* [Exercise requirements]:
Would you please copy every line from the records that contains the word "user"?

* [Data records]:

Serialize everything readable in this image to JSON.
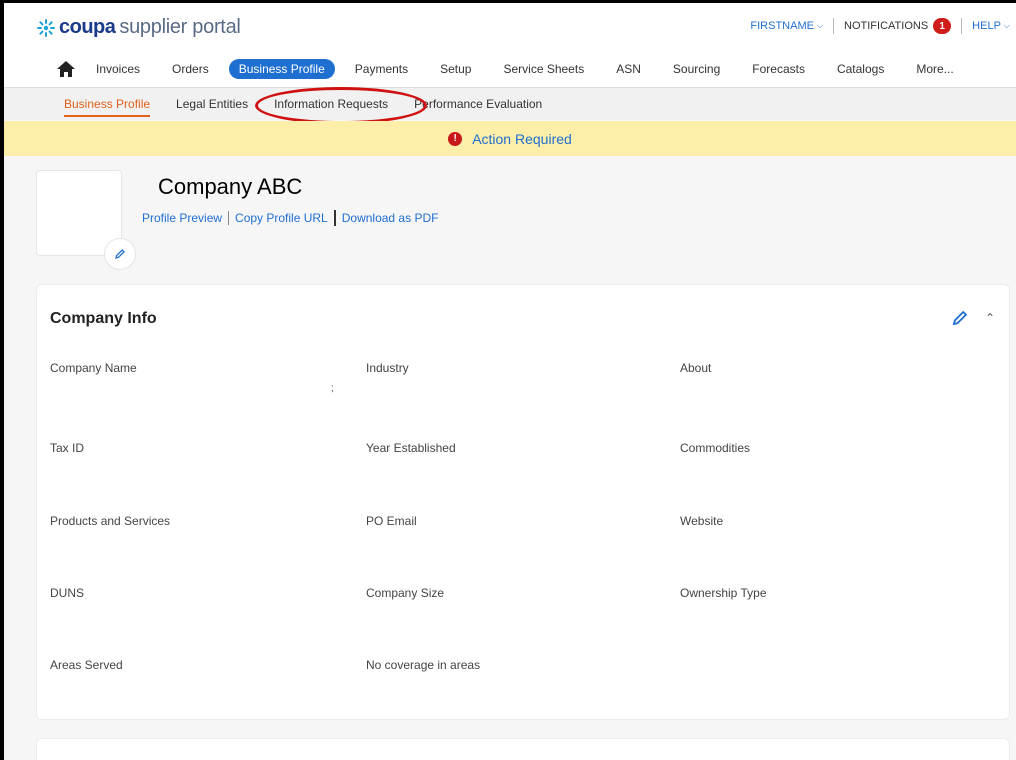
{
  "brand": {
    "logo_word": "coupa",
    "logo_rest": "supplier portal",
    "colors": {
      "accent": "#1f6fd1",
      "brand": "#1a3a8c",
      "active_sub": "#e0601c",
      "banner": "#fdeea9",
      "alert": "#c81818"
    }
  },
  "topbar": {
    "user": "FIRSTNAME",
    "notifications_label": "NOTIFICATIONS",
    "notifications_count": "1",
    "help": "HELP"
  },
  "main_nav": {
    "home_icon": "home-icon",
    "items": [
      "Invoices",
      "Orders",
      "Business Profile",
      "Payments",
      "Setup",
      "Service Sheets",
      "ASN",
      "Sourcing",
      "Forecasts",
      "Catalogs",
      "More..."
    ],
    "active": "Business Profile"
  },
  "sub_nav": {
    "items": [
      "Business Profile",
      "Legal Entities",
      "Information Requests",
      "Performance Evaluation"
    ],
    "active": "Business Profile"
  },
  "banner": {
    "text": "Action Required",
    "icon": "alert-icon",
    "icon_glyph": "!"
  },
  "profile": {
    "company_name": "Company ABC",
    "links": [
      "Profile Preview",
      "Copy Profile URL",
      "Download as PDF"
    ]
  },
  "company_info": {
    "title": "Company Info",
    "stray_mark": ";",
    "fields": {
      "company_name": "Company Name",
      "industry": "Industry",
      "about": "About",
      "tax_id": "Tax ID",
      "year_established": "Year Established",
      "commodities": "Commodities",
      "products_services": "Products and Services",
      "po_email": "PO Email",
      "website": "Website",
      "duns": "DUNS",
      "company_size": "Company Size",
      "ownership_type": "Ownership Type",
      "areas_served": "Areas Served",
      "areas_value": "No coverage in areas"
    }
  }
}
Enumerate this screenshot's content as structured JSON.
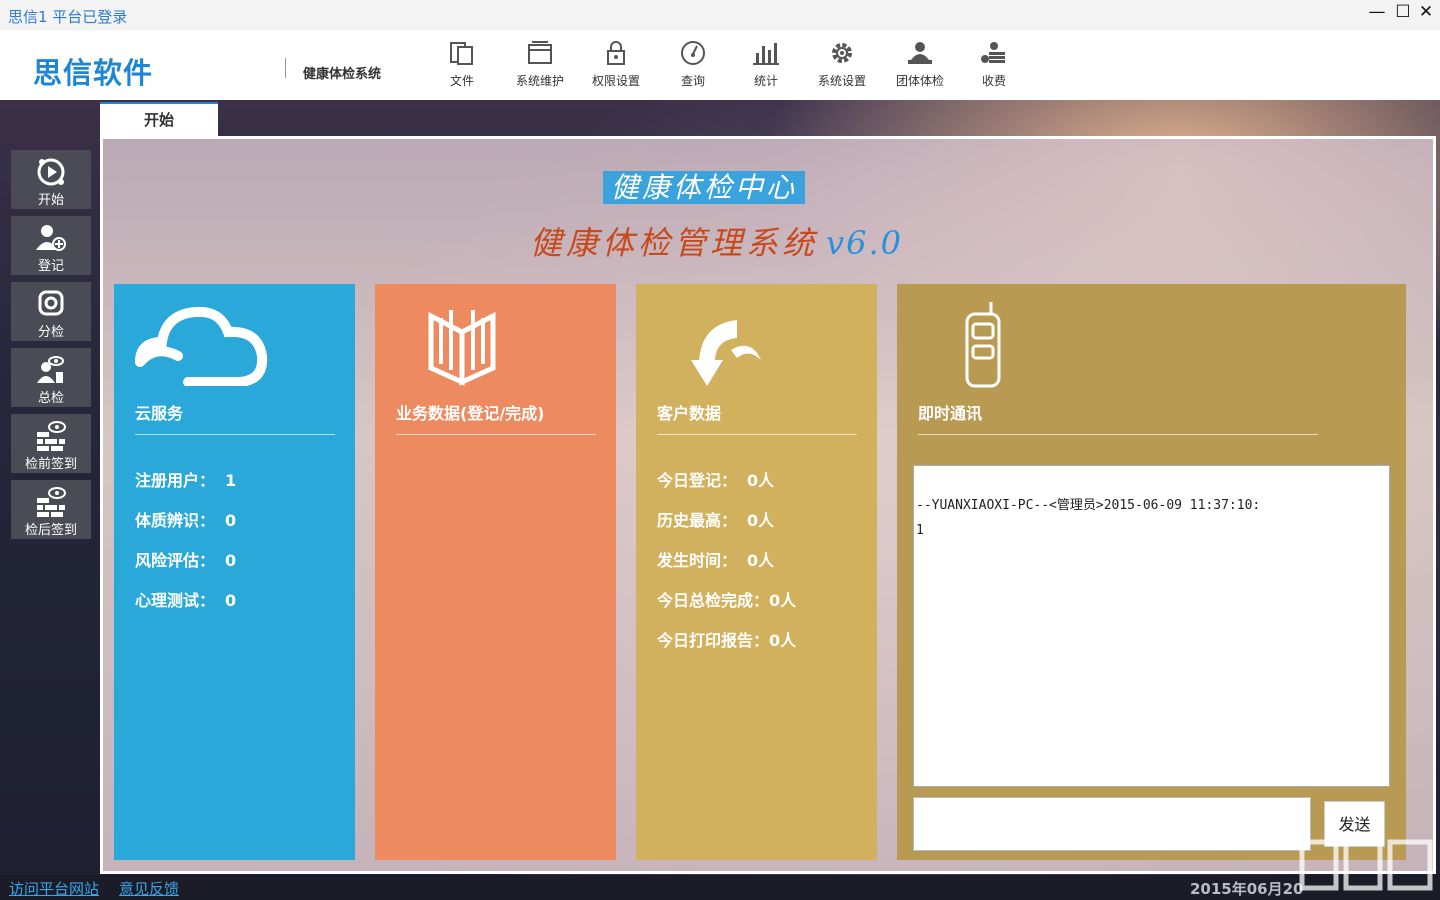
{
  "window": {
    "title": "思信1 平台已登录",
    "minimize": "—",
    "maximize": "☐",
    "close": "✕"
  },
  "header": {
    "brand": "思信软件",
    "subtitle": "健康体检系统",
    "toolbar": [
      {
        "label": "文件",
        "icon": "file-icon"
      },
      {
        "label": "系统维护",
        "icon": "maintenance-icon"
      },
      {
        "label": "权限设置",
        "icon": "lock-icon"
      },
      {
        "label": "查询",
        "icon": "gauge-icon"
      },
      {
        "label": "统计",
        "icon": "bar-chart-icon"
      },
      {
        "label": "系统设置",
        "icon": "gear-icon"
      },
      {
        "label": "团体体检",
        "icon": "group-user-icon"
      },
      {
        "label": "收费",
        "icon": "coins-icon"
      }
    ]
  },
  "sidebar": {
    "items": [
      {
        "label": "开始",
        "icon": "start-play-icon"
      },
      {
        "label": "登记",
        "icon": "add-user-icon"
      },
      {
        "label": "分检",
        "icon": "disc-icon"
      },
      {
        "label": "总检",
        "icon": "eye-user-icon"
      },
      {
        "label": "检前签到",
        "icon": "eye-brick-icon"
      },
      {
        "label": "检后签到",
        "icon": "eye-brick-icon"
      }
    ]
  },
  "tabs": [
    {
      "label": "开始",
      "active": true
    }
  ],
  "main": {
    "center_title": "健康体检中心",
    "system_title": "健康体检管理系统",
    "version": "v6.0",
    "tiles": {
      "cloud": {
        "title": "云服务",
        "color": "#2aa8da",
        "icon": "cloud-icon",
        "rows": [
          {
            "label": "注册用户：",
            "value": "1"
          },
          {
            "label": "体质辨识：",
            "value": "0"
          },
          {
            "label": "风险评估：",
            "value": "0"
          },
          {
            "label": "心理测试：",
            "value": "0"
          }
        ]
      },
      "business": {
        "title": "业务数据(登记/完成)",
        "color": "#ed8a5f",
        "icon": "book-icon"
      },
      "customer": {
        "title": "客户数据",
        "color": "#d1b05e",
        "icon": "return-arrow-icon",
        "rows": [
          {
            "label": "今日登记：",
            "value": "0人"
          },
          {
            "label": "历史最高：",
            "value": "0人"
          },
          {
            "label": "发生时间：",
            "value": "0人"
          },
          {
            "label": "今日总检完成：",
            "value": "0人"
          },
          {
            "label": "今日打印报告：",
            "value": "0人"
          }
        ]
      },
      "im": {
        "title": "即时通讯",
        "color": "#b89a52",
        "icon": "mobile-phone-icon",
        "messages": [
          "--YUANXIAOXI-PC--<管理员>2015-06-09 11:37:10:",
          "1"
        ],
        "input_value": "",
        "send_label": "发送"
      }
    }
  },
  "status": {
    "links": [
      "访问平台网站",
      "意见反馈"
    ],
    "date": "2015年06月20"
  }
}
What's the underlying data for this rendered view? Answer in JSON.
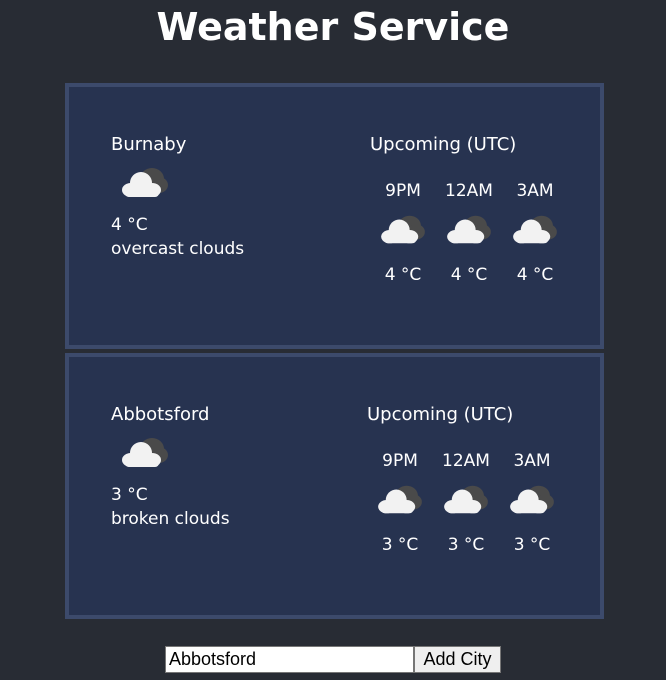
{
  "page": {
    "title": "Weather Service"
  },
  "cities": [
    {
      "name": "Burnaby",
      "icon": "cloud-icon",
      "temperature": "4 °C",
      "description": "overcast clouds",
      "upcoming_title": "Upcoming (UTC)",
      "forecast": [
        {
          "time": "9PM",
          "icon": "cloud-icon",
          "temperature": "4 °C"
        },
        {
          "time": "12AM",
          "icon": "cloud-icon",
          "temperature": "4 °C"
        },
        {
          "time": "3AM",
          "icon": "cloud-icon",
          "temperature": "4 °C"
        }
      ]
    },
    {
      "name": "Abbotsford",
      "icon": "cloud-icon",
      "temperature": "3 °C",
      "description": "broken clouds",
      "upcoming_title": "Upcoming (UTC)",
      "forecast": [
        {
          "time": "9PM",
          "icon": "cloud-icon",
          "temperature": "3 °C"
        },
        {
          "time": "12AM",
          "icon": "cloud-icon",
          "temperature": "3 °C"
        },
        {
          "time": "3AM",
          "icon": "cloud-icon",
          "temperature": "3 °C"
        }
      ]
    }
  ],
  "add_city": {
    "input_value": "Abbotsford",
    "button_label": "Add City"
  },
  "colors": {
    "page_background": "#282c34",
    "card_background": "#273350",
    "card_border": "#3c4a6b",
    "text": "#ffffff"
  }
}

* [Worked solution]:
    "user": "FIRSTNAME",
        "icon": "group-user-icon"
        "icon": "add-user-icon"
        "icon": "eye-user-icon"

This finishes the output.